▽

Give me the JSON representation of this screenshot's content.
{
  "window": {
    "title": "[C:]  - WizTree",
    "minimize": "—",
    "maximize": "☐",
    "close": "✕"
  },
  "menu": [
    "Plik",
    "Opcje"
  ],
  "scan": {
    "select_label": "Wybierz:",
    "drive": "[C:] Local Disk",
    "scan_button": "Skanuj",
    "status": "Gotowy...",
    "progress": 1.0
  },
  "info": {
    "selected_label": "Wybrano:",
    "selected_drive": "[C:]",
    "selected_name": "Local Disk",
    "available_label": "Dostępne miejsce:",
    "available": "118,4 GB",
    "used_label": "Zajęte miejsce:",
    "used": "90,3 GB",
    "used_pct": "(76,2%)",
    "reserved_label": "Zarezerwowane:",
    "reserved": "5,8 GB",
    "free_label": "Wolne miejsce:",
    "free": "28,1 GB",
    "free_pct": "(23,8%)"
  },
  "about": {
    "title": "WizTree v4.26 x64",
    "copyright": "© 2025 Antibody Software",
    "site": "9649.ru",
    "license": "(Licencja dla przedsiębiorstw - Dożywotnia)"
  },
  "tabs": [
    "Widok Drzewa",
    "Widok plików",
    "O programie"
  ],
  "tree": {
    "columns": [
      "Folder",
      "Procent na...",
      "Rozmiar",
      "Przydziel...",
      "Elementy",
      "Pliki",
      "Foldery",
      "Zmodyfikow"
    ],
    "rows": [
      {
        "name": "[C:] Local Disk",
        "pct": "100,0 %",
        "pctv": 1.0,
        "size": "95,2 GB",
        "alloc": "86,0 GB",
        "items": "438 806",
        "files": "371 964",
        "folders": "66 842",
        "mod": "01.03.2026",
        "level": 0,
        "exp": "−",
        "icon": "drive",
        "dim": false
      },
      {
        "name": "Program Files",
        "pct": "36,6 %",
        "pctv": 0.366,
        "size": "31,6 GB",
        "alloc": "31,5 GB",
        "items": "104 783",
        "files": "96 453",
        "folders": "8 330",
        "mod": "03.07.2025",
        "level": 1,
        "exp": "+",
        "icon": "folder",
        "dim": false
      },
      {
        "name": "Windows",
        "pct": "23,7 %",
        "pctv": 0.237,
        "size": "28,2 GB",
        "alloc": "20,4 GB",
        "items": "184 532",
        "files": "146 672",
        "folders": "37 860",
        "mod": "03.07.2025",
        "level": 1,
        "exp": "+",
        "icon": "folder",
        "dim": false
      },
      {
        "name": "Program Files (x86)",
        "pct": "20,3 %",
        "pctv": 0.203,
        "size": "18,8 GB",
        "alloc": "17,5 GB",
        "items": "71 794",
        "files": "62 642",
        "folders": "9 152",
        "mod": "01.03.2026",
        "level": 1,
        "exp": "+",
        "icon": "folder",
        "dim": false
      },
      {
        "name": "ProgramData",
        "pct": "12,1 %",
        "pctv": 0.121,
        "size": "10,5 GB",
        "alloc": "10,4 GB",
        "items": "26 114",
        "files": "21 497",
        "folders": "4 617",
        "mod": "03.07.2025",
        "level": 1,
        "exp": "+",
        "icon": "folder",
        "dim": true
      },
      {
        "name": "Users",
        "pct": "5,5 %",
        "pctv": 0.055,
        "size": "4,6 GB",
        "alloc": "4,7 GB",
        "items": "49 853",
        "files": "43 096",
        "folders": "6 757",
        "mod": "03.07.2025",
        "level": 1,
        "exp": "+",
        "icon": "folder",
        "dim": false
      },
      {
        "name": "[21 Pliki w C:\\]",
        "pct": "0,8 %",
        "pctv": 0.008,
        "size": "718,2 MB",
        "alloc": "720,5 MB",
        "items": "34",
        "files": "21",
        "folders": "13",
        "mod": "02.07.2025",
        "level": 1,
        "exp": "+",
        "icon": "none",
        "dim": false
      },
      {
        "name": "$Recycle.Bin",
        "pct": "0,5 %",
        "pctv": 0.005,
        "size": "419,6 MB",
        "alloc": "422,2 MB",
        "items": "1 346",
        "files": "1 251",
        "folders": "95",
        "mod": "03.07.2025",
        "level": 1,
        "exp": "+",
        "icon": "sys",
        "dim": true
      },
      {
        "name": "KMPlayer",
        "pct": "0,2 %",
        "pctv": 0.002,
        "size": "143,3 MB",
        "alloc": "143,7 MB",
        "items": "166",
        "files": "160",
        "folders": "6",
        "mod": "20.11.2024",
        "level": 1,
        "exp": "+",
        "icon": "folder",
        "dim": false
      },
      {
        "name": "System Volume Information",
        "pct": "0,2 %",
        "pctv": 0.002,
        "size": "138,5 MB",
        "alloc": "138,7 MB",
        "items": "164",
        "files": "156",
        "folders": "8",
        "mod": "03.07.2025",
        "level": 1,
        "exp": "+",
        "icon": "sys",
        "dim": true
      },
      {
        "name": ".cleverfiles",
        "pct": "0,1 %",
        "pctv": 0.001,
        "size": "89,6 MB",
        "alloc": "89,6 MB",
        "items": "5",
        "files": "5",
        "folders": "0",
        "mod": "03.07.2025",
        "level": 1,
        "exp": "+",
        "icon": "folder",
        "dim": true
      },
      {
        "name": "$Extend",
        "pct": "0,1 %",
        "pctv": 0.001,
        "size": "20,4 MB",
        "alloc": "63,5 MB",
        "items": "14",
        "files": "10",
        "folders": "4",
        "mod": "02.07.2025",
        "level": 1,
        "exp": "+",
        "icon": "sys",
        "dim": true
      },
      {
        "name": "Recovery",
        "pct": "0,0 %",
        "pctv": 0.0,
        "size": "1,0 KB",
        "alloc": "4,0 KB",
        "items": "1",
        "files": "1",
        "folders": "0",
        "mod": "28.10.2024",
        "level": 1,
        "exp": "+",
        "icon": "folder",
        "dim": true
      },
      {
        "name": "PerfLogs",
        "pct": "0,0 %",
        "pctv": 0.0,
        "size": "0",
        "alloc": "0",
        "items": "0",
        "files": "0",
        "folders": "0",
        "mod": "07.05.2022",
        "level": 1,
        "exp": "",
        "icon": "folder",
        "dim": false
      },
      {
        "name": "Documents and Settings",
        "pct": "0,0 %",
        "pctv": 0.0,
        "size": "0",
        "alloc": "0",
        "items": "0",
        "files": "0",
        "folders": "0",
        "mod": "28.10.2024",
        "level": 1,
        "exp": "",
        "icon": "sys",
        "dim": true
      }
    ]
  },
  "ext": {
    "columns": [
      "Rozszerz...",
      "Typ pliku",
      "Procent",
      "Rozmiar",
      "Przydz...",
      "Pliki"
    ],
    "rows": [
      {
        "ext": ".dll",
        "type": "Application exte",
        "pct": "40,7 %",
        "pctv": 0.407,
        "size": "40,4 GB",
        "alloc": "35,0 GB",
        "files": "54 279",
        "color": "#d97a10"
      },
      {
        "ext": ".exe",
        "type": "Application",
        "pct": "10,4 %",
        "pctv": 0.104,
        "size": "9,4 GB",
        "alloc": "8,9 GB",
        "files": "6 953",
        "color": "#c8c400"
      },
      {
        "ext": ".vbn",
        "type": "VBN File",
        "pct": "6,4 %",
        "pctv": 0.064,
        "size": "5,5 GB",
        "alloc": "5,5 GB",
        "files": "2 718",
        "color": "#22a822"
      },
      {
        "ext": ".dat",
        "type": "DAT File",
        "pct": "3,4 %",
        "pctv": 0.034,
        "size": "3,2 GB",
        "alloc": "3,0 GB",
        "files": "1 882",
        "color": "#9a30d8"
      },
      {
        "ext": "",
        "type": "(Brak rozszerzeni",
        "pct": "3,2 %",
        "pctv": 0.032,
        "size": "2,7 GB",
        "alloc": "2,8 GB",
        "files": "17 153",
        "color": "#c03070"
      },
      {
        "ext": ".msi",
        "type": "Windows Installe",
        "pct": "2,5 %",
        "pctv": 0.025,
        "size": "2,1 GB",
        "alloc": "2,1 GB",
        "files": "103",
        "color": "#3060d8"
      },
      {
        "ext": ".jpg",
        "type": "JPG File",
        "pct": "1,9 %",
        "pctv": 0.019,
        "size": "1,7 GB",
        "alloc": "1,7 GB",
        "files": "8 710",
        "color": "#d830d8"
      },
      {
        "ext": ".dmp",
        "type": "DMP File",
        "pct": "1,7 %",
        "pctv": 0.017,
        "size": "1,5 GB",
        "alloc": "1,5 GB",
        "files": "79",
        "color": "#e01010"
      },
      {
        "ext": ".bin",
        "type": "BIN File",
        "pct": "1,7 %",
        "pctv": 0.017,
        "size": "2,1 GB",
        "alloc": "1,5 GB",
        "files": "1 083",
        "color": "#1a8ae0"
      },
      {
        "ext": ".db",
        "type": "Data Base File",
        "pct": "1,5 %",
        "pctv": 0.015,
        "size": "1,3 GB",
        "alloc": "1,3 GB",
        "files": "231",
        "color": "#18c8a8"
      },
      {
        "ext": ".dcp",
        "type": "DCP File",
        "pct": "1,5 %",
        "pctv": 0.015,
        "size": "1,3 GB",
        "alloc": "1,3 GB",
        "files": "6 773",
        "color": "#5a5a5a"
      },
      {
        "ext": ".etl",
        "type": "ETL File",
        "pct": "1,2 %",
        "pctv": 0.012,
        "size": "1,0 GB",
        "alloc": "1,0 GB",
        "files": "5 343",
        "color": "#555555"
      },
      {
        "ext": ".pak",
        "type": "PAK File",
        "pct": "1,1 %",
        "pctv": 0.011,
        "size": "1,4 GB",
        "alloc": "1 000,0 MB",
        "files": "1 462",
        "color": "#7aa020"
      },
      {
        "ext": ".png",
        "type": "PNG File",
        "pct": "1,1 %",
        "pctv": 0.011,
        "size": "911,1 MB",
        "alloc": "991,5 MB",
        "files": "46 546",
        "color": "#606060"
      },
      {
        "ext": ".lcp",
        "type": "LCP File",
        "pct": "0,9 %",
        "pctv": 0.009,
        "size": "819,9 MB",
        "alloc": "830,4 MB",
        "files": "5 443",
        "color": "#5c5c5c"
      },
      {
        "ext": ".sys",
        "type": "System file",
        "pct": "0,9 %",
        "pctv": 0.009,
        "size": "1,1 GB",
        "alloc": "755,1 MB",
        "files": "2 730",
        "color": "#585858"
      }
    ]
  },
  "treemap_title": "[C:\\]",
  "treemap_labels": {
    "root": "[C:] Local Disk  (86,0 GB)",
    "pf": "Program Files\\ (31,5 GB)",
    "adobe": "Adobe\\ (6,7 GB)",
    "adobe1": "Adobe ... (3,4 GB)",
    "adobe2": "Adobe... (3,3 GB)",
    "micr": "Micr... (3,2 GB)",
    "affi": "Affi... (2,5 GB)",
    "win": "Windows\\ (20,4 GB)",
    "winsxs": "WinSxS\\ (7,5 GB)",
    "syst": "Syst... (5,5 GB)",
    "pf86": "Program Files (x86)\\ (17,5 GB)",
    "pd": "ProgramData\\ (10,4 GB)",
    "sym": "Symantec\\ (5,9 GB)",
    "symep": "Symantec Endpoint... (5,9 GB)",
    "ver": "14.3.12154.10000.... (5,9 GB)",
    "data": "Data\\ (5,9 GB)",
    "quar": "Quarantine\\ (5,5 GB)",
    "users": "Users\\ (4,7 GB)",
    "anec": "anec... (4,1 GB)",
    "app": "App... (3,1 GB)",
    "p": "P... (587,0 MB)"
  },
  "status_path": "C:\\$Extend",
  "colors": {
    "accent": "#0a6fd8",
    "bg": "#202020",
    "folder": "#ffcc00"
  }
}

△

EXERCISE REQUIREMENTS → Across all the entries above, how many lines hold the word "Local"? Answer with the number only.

ANSWER FOR THE TASK → 4